Print the entries verbatim, leaving out the images they contain.

** Extracted data follows **

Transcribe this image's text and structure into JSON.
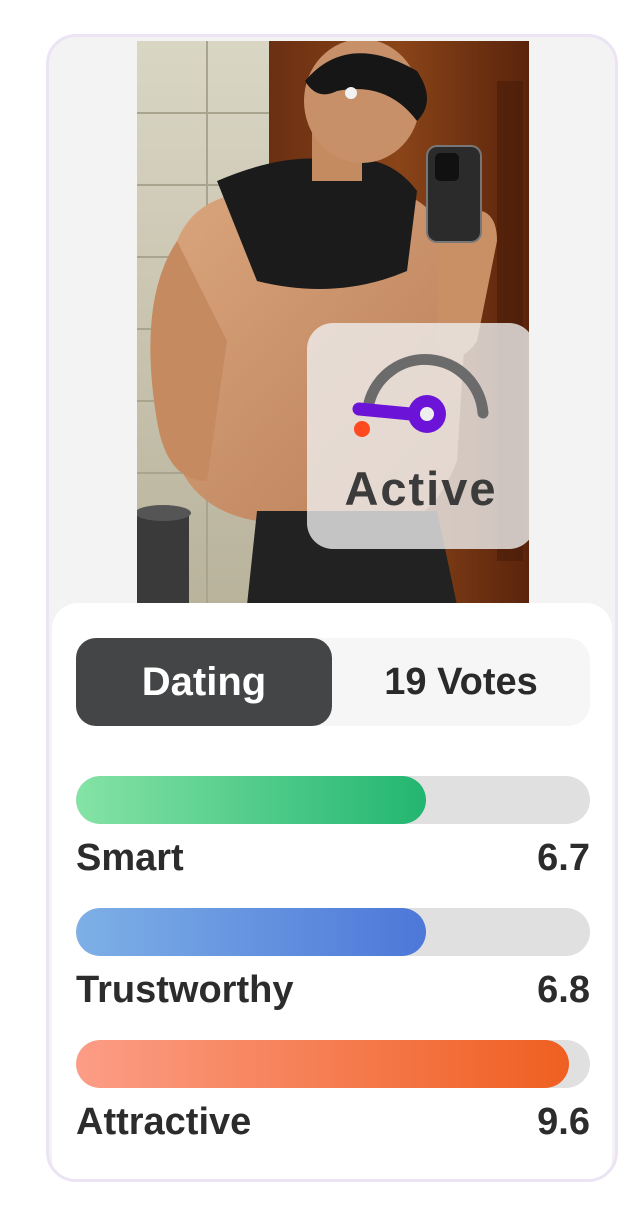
{
  "status": {
    "label": "Active",
    "icon": "speedometer-icon"
  },
  "tabs": {
    "active_label": "Dating",
    "votes_label": "19 Votes"
  },
  "metrics": [
    {
      "label": "Smart",
      "value": "6.7",
      "fill_fraction": 0.68,
      "color_start": "#85e3a6",
      "color_end": "#22b670"
    },
    {
      "label": "Trustworthy",
      "value": "6.8",
      "fill_fraction": 0.68,
      "color_start": "#7eb0e6",
      "color_end": "#4d77d9"
    },
    {
      "label": "Attractive",
      "value": "9.6",
      "fill_fraction": 0.96,
      "color_start": "#fc9d86",
      "color_end": "#ef5f20"
    }
  ],
  "colors": {
    "gauge_arc": "#6b6b6b",
    "gauge_needle": "#6c13d8",
    "gauge_dot": "#ff4a20",
    "tab_active_bg": "#444546"
  }
}
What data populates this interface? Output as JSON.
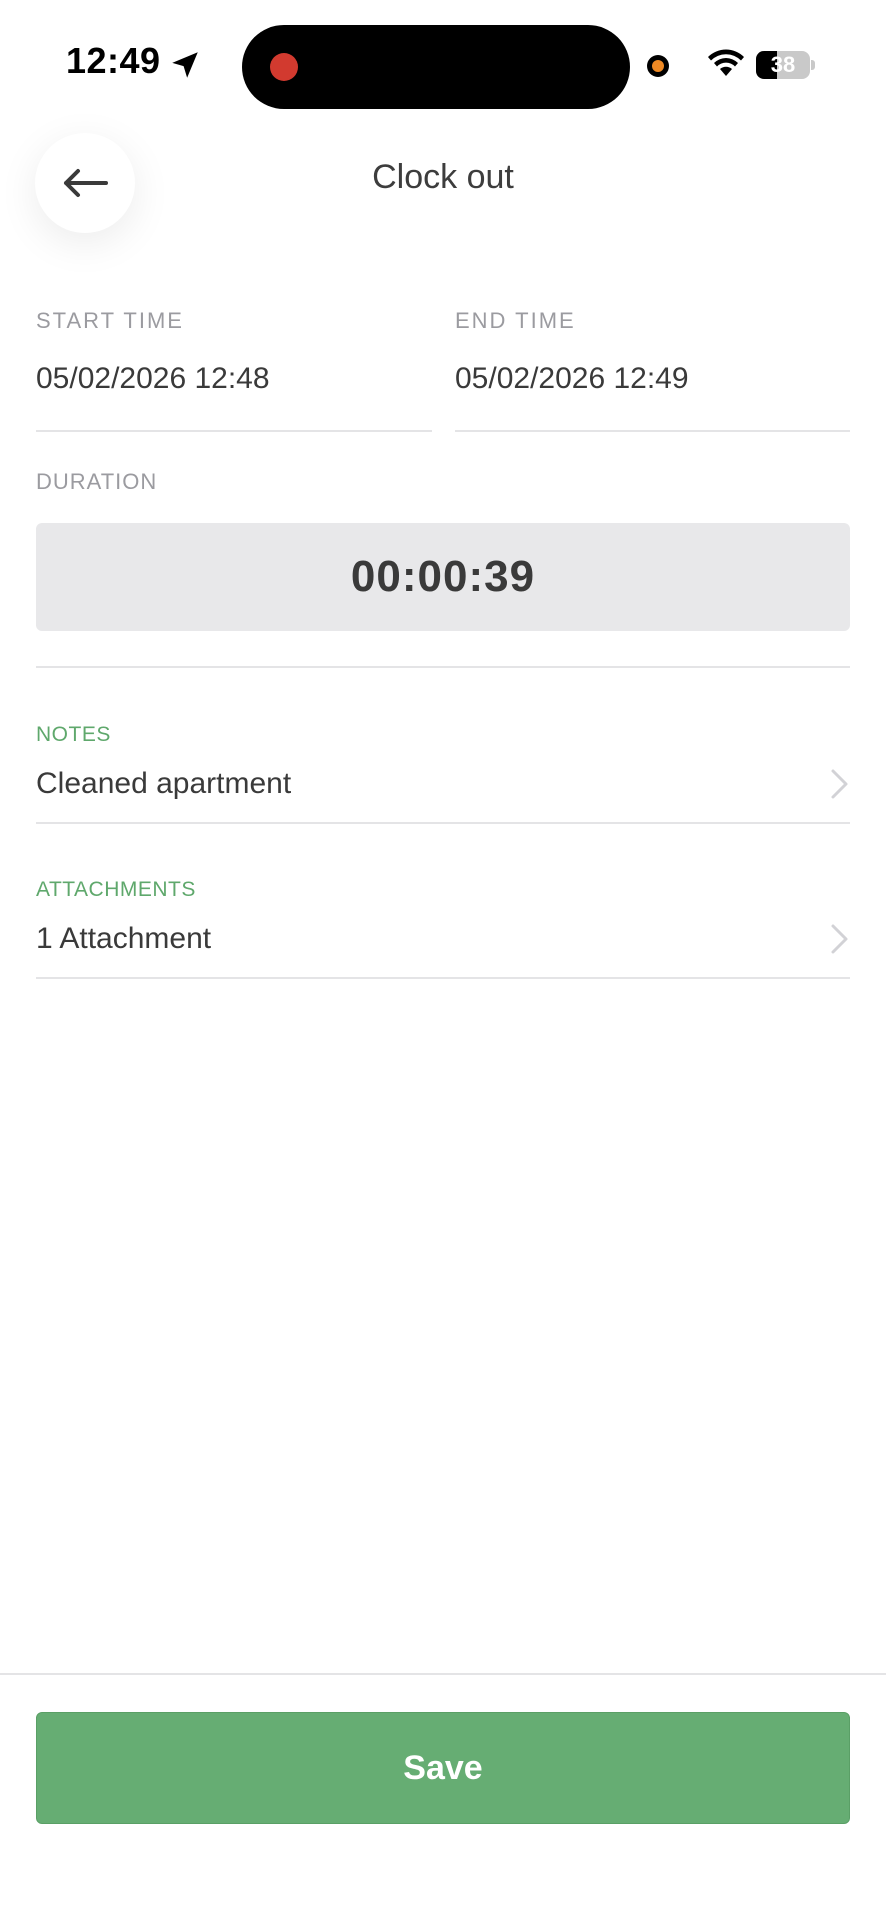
{
  "status_bar": {
    "time": "12:49",
    "battery": "38",
    "battery_level_percent": 38,
    "icons": [
      "location-arrow-icon",
      "recording-dot-icon",
      "mic-indicator-icon",
      "wifi-icon",
      "battery-icon"
    ]
  },
  "header": {
    "title": "Clock out",
    "back_icon": "arrow-left-icon"
  },
  "start_time": {
    "label": "START TIME",
    "value": "05/02/2026 12:48"
  },
  "end_time": {
    "label": "END TIME",
    "value": "05/02/2026 12:49"
  },
  "duration": {
    "label": "DURATION",
    "value": "00:00:39"
  },
  "notes": {
    "label": "NOTES",
    "value": "Cleaned apartment",
    "icon": "chevron-right-icon"
  },
  "attachments": {
    "label": "ATTACHMENTS",
    "value": "1 Attachment",
    "icon": "chevron-right-icon"
  },
  "save_button": {
    "label": "Save"
  },
  "colors": {
    "accent_green": "#66ad73",
    "label_green": "#5fa86c",
    "duration_background": "#e8e8ea",
    "recording_red": "#d23a2f",
    "indicator_orange": "#f08a24"
  }
}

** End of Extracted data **

_Exercise solution_.
Transcribe this image's text and structure into JSON.
{
  "status": {
    "label": "Active",
    "icon": "speedometer-icon"
  },
  "tabs": {
    "active_label": "Dating",
    "votes_label": "19 Votes"
  },
  "metrics": [
    {
      "label": "Smart",
      "value": "6.7",
      "fill_fraction": 0.68,
      "color_start": "#85e3a6",
      "color_end": "#22b670"
    },
    {
      "label": "Trustworthy",
      "value": "6.8",
      "fill_fraction": 0.68,
      "color_start": "#7eb0e6",
      "color_end": "#4d77d9"
    },
    {
      "label": "Attractive",
      "value": "9.6",
      "fill_fraction": 0.96,
      "color_start": "#fc9d86",
      "color_end": "#ef5f20"
    }
  ],
  "colors": {
    "gauge_arc": "#6b6b6b",
    "gauge_needle": "#6c13d8",
    "gauge_dot": "#ff4a20",
    "tab_active_bg": "#444546"
  }
}
What data populates this interface? Output as JSON.
{
  "status_bar": {
    "time": "12:49",
    "battery": "38",
    "battery_level_percent": 38,
    "icons": [
      "location-arrow-icon",
      "recording-dot-icon",
      "mic-indicator-icon",
      "wifi-icon",
      "battery-icon"
    ]
  },
  "header": {
    "title": "Clock out",
    "back_icon": "arrow-left-icon"
  },
  "start_time": {
    "label": "START TIME",
    "value": "05/02/2026 12:48"
  },
  "end_time": {
    "label": "END TIME",
    "value": "05/02/2026 12:49"
  },
  "duration": {
    "label": "DURATION",
    "value": "00:00:39"
  },
  "notes": {
    "label": "NOTES",
    "value": "Cleaned apartment",
    "icon": "chevron-right-icon"
  },
  "attachments": {
    "label": "ATTACHMENTS",
    "value": "1 Attachment",
    "icon": "chevron-right-icon"
  },
  "save_button": {
    "label": "Save"
  },
  "colors": {
    "accent_green": "#66ad73",
    "label_green": "#5fa86c",
    "duration_background": "#e8e8ea",
    "recording_red": "#d23a2f",
    "indicator_orange": "#f08a24"
  }
}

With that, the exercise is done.